In a region like this it’s especially important to stretch out and expand your Venn Diagram
I heard there’s not really that much to do in Boston.
As a native New Yorker who has lived in Mass for decades and who travels and frequently communicates with people who live in cities far bigger than this one like LA and London, I have heard ignorant shit of that nature on countless occasions. And every time I simply say something like, That may be the dumbest freaking thing I’ve ever heard; on any given day, whether you are into music, partying, or arts, or all of the above, you will find something to thrill you around here. Hold on, I can help …
As the editor of a newspaper, I obviously speak from the vantage point of filtering through hundreds of events every week to curate our coverage. Still, everybody has access to Facebook, Google, and public calendars, and should be able to see that, even with the impediment of a pandemic dragging on, there’s still plenty to keep us occupied in Greater Boston. I’m not simply talking to Hub haters in other places either; sadly, I’m constantly hearing nonsense from locals about how this or that scene has died out, and how some past party or residency can never be replaced. Basically, they’re giving excuses (beyond the acceptable ones, like a lack of funds or fear of COVID) for why they’d rather sit home watching Netflix than venture outside.
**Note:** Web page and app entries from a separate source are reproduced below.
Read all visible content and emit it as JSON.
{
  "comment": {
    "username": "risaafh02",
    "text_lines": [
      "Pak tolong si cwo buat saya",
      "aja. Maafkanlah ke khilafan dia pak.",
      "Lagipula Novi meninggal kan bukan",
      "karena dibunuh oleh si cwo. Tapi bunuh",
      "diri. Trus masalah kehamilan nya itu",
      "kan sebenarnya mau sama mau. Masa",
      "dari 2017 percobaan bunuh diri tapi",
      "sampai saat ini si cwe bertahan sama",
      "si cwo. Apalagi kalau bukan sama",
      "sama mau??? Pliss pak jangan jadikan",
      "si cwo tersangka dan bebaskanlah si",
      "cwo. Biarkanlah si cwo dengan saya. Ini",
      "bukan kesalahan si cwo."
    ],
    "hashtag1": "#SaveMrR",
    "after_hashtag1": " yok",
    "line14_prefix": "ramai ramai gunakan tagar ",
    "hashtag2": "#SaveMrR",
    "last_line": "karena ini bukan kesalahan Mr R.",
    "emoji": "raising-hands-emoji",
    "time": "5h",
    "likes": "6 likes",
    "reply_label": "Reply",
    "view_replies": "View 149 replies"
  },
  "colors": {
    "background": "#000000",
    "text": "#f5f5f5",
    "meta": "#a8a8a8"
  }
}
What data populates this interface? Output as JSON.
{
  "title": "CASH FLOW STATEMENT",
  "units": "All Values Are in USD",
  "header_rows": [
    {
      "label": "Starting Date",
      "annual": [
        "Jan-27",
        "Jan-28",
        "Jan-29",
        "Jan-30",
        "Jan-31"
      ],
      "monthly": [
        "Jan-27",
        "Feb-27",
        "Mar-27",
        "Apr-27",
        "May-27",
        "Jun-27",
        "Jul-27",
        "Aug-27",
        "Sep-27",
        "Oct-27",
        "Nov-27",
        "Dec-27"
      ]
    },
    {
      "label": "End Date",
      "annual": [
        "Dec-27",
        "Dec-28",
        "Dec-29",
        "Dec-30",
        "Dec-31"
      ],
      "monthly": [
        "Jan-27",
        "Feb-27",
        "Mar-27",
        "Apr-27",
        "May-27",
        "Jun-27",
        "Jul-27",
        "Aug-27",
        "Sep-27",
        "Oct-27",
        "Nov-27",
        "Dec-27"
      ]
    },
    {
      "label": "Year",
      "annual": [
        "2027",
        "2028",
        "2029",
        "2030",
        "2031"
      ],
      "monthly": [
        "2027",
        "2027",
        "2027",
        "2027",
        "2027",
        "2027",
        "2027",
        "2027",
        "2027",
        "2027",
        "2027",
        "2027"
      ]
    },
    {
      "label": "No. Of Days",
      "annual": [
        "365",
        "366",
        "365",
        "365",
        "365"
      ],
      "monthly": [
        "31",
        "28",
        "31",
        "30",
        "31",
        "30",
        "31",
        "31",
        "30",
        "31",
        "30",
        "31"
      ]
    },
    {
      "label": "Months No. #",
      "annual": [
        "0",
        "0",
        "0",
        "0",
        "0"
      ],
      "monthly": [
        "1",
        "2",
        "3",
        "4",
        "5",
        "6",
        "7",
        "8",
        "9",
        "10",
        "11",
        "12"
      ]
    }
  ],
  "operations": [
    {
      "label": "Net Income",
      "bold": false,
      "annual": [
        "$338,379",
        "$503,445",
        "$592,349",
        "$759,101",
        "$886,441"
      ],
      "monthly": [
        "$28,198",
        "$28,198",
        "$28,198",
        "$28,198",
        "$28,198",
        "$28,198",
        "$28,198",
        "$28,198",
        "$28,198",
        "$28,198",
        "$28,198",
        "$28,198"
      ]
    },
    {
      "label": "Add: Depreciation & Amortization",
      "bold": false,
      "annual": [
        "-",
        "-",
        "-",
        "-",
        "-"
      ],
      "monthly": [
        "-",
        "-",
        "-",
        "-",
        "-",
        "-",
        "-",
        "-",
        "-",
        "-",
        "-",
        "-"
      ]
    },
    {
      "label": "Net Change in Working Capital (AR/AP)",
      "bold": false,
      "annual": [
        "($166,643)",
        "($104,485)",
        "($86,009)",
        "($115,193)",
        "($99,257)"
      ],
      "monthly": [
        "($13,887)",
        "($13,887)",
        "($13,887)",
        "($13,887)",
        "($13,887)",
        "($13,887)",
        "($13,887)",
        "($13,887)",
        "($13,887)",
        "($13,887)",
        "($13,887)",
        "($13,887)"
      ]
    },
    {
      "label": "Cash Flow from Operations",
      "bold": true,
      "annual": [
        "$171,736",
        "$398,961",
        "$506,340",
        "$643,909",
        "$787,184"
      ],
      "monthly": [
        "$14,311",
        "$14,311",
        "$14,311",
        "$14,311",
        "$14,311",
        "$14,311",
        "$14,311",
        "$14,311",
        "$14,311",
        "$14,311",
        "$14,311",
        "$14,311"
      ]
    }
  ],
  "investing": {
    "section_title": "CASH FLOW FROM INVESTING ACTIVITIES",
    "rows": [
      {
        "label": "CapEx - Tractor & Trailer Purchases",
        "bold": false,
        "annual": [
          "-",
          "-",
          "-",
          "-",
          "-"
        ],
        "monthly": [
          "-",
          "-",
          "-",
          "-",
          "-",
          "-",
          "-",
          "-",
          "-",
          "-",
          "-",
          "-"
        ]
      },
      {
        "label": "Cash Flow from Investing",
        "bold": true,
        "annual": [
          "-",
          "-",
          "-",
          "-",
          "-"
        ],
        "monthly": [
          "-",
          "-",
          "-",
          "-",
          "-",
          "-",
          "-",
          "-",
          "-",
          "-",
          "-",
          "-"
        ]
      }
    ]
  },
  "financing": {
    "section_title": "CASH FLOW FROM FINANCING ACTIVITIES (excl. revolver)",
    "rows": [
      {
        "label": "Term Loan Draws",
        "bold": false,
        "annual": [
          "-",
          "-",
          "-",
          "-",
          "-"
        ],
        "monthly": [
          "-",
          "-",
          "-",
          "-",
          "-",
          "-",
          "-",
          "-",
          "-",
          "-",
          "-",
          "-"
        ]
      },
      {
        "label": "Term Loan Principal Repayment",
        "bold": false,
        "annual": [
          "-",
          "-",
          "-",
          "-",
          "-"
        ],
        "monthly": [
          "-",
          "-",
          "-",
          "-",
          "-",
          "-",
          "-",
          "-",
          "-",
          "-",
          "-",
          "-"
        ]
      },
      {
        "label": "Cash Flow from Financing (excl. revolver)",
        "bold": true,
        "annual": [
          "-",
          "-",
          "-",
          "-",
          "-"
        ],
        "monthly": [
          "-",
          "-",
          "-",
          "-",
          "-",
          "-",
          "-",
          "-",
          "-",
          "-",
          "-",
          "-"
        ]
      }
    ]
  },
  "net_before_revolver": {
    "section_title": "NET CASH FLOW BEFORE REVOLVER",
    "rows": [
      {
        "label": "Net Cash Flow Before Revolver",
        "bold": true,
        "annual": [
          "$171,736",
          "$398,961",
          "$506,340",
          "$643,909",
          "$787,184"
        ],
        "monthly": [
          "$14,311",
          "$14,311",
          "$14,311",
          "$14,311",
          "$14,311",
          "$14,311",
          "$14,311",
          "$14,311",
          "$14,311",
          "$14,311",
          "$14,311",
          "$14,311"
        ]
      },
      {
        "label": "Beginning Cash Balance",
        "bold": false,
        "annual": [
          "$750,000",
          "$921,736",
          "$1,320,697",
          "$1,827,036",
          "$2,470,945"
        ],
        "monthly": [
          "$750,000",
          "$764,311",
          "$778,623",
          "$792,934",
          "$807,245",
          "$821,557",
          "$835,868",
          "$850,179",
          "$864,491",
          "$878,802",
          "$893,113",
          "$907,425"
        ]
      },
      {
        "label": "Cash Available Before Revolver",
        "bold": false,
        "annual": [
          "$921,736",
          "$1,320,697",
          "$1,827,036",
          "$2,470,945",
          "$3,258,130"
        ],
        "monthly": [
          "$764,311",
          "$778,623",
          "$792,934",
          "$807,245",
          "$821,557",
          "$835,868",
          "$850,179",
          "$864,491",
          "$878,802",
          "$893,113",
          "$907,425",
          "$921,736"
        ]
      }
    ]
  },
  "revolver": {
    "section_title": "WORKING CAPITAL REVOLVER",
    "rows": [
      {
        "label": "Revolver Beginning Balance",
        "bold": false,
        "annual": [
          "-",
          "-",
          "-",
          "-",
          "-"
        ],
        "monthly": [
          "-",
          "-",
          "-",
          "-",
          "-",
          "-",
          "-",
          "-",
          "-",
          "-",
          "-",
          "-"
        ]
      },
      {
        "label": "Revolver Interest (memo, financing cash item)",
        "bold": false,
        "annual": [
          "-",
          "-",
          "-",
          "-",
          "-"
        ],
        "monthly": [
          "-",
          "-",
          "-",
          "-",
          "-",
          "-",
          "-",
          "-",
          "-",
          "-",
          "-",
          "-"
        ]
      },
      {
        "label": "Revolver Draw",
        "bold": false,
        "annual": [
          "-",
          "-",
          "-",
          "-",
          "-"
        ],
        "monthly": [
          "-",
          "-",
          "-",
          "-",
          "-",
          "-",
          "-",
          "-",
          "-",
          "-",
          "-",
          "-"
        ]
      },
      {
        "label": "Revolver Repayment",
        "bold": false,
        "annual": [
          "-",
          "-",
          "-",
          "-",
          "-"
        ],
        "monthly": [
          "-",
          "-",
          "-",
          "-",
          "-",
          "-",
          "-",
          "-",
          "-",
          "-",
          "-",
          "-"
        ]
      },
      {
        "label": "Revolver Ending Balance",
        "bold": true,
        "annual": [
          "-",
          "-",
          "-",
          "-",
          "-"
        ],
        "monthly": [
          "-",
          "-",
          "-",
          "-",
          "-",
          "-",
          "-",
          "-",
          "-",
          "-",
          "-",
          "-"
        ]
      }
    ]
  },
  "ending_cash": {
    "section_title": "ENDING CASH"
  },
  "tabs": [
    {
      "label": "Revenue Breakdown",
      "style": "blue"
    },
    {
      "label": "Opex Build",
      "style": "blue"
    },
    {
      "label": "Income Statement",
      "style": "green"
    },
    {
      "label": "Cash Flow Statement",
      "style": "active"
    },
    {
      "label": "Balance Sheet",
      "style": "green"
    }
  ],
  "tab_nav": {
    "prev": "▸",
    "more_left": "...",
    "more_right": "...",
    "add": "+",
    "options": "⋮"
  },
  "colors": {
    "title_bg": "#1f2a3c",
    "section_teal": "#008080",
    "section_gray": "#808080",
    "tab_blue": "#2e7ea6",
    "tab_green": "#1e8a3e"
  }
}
I hear what people are saying with some of those gripes, I really do, and of course I also miss countless food spots and club nights. But scenes change and evolve, even to the point of becoming unrecognizable. It’s myopic bordering on egomaniacal to assume that because something you’re looking for is no longer there that something else, perhaps even something better, isn’t happening in its place. We all live in a bubble to some extent, I’m guilty of it myself, but in a small city like Boston it’s especially important to stretch out and expand your Venn Diagram. You’ll be surprised to discover a remarkable new world beyond your immediate neighborhood and daily routine.
Am I saying Boston doesn’t have its limitations? Heck no. I am well aware of them, and, as Dig readers know well, I opine about them regularly. For example, the utter lack of late-night options. I shouldn’t have to know someone who knows someone who has a loft in Chinatown that hosts illegal parties just to get a drink at three in the morning. Thankfully I do know somebody like that, though, and I never would have met them in the first place if I stayed home whining that there isn’t anything to do in one of the greatest cities in the world.
No go on, get out there and have some fun. It’s almost spring.
CHRIS FARAONE, EDITOR-IN-CHIEF
A Queens, NY native who came to New England in 2004 to earn his MA in journalism at Boston University, Chris Faraone is the editor and co-publisher of DigBoston and a co-founder of the Boston Institute for Nonprofit Journalism. He has published several books including 99 Nights with the 99 Percent, and has written liner notes for hip-hop gods including Cypress Hill, Pete Rock, Nas, and various members of the Wu-Tang Clan.